Problem statement.
Check every line of the data and copy the ones where "VanDerLee" appears.

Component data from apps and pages
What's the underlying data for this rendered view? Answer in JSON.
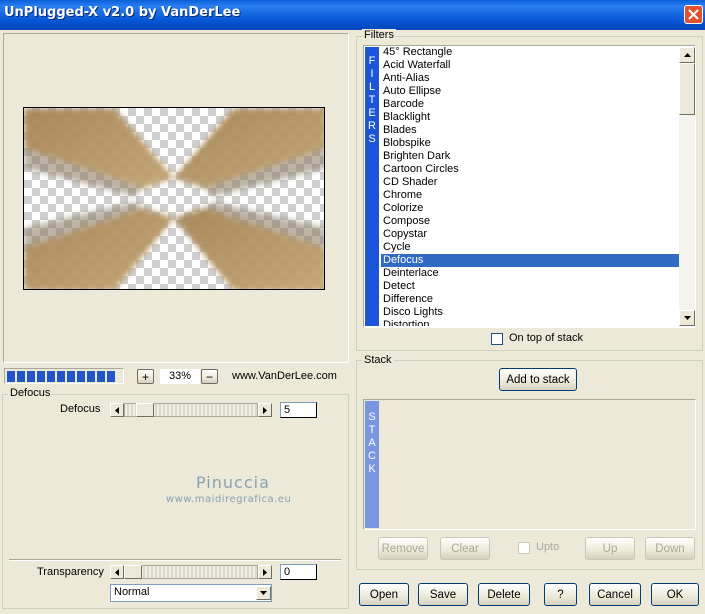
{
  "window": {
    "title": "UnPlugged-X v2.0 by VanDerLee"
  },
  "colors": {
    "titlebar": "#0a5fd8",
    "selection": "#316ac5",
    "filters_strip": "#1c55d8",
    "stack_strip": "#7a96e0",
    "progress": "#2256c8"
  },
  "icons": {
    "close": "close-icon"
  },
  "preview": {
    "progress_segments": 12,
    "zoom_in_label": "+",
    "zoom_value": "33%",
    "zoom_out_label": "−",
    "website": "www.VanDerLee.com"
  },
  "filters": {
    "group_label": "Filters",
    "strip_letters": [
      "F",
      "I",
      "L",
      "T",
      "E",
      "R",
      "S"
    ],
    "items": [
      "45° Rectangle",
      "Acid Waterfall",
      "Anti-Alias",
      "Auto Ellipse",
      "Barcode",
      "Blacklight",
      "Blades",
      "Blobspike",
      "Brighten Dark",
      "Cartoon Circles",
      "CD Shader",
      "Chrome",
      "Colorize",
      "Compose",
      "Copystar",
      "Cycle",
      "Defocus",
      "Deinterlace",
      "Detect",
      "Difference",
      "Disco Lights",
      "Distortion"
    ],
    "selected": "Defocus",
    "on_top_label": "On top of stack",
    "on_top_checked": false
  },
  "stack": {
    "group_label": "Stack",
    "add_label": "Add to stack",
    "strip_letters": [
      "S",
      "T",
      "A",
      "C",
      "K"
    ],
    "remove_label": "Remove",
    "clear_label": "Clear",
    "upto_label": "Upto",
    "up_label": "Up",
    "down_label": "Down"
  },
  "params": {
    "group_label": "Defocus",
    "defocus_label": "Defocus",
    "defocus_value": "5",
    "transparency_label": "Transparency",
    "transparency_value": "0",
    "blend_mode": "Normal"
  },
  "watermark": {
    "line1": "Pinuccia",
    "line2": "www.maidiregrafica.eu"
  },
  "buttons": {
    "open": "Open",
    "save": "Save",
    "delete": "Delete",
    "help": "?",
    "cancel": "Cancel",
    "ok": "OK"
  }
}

Output below.
    "title": "UnPlugged-X v2.0 by VanDerLee"
    "website": "www.VanDerLee.com"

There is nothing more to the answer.